His wife, who was pregnant when the sexting scandal broke in 2011 and gave birth months later, has played a large and increasing role in his mayoral campaign. She made an appearance in his campaign kick-off video, has led his fundraising effort and recently made her debut on the campaign trail. Two weekends ago, she walked hand-in-hand with Weiner as they talked to voters on a Harlem street.
Two of his mayoral foes — former City Councilman Sal Albanese, a Democrat, and billionaire John Catsimatidis, a Republican - quickly called on Weiner to abandon his quest for office.
“Anthony Weiner should do what is right for his family and our city and drop out of the race for mayor so we can end this soap opera,” Catsimatidis said in a statement.
The other leading Democratic candidates, including City Council Speaker Christine Quinn and former City Comptroller Bill Thompson, did not immediately comment on the new revelations.
The disclosure suddenly puts Weiner’s indiscretions, judgment and candor back in the forefront of his campaign and could test voters’ confidence in him, political analysts said.
Some voters have said they felt Weiner had atoned for his past and were willing to give him a second chance. But a third, after hearing allegations that his misbehavior continued after his resignation?
“It makes it tougher to believe this is behind him,” said Democratic former state Assemblyman Michael Benjamin, now a political consultant.
But given the corps of voters who have shown willingness to forgive Weiner’s prior behavior, the latest revelation may not be a campaign knockout, said Jerry Skurnik, a longtime Democratic consultant who is not working with any mayoral candidates this year.
“At best, it’s a minor negative” that will turn off some voters, he said. “The question is whether it’s a major negative” — and whether there were enough forgiving voters to begin with for Weiner to win.
The revelations come just two weeks after another scandal-scarred candidate, former New York Gov. Eliot Spitzer, announced his own attempt at political redemption. Spitzer, who resigned in 2008 after admitting to paying for sex with prostitutes, is running for city comptroller.
Weiner’s problems began in May 2011, when a website run by conservative commentator Andrew Breitbart posted a photograph of a man’s bulging underwear and said it had been sent from Weiner’s Twitter account to a Seattle woman. Weiner denied he sent the photo, claiming his Twitter had been hacked.
But after more women came forward and more photographic evidence emerged — some of it X-rated — Weiner admitted he lied.
He then entered two years of self-imposed political exile, only to return this spring.
Under a huge media spotlight, he apologized repeatedly for his behavior in the initial days of his bid but then pivoted quickly into an issues-based campaign.
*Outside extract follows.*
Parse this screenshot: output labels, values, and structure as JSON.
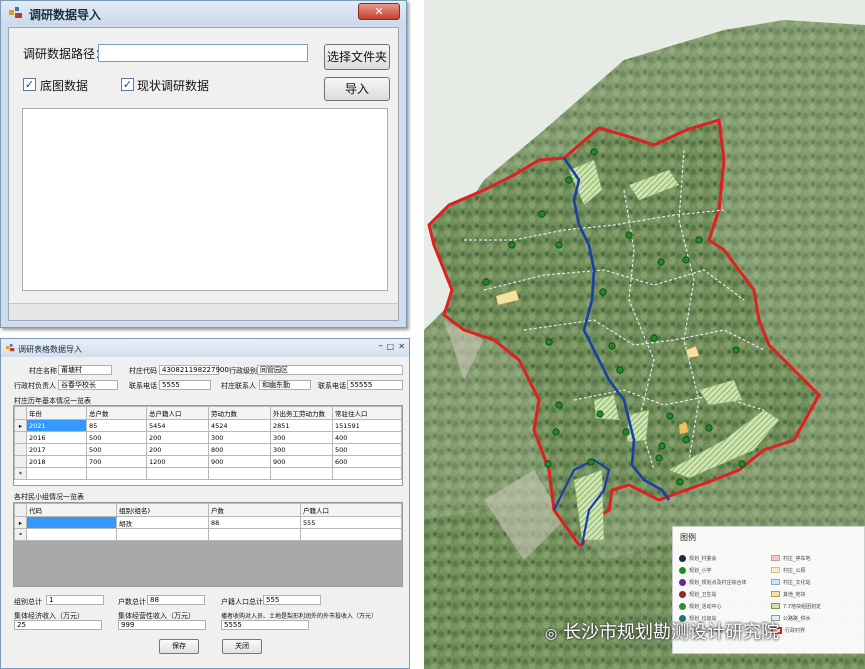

He was largely well-received by voters and quickly established himself as a favorite in the race.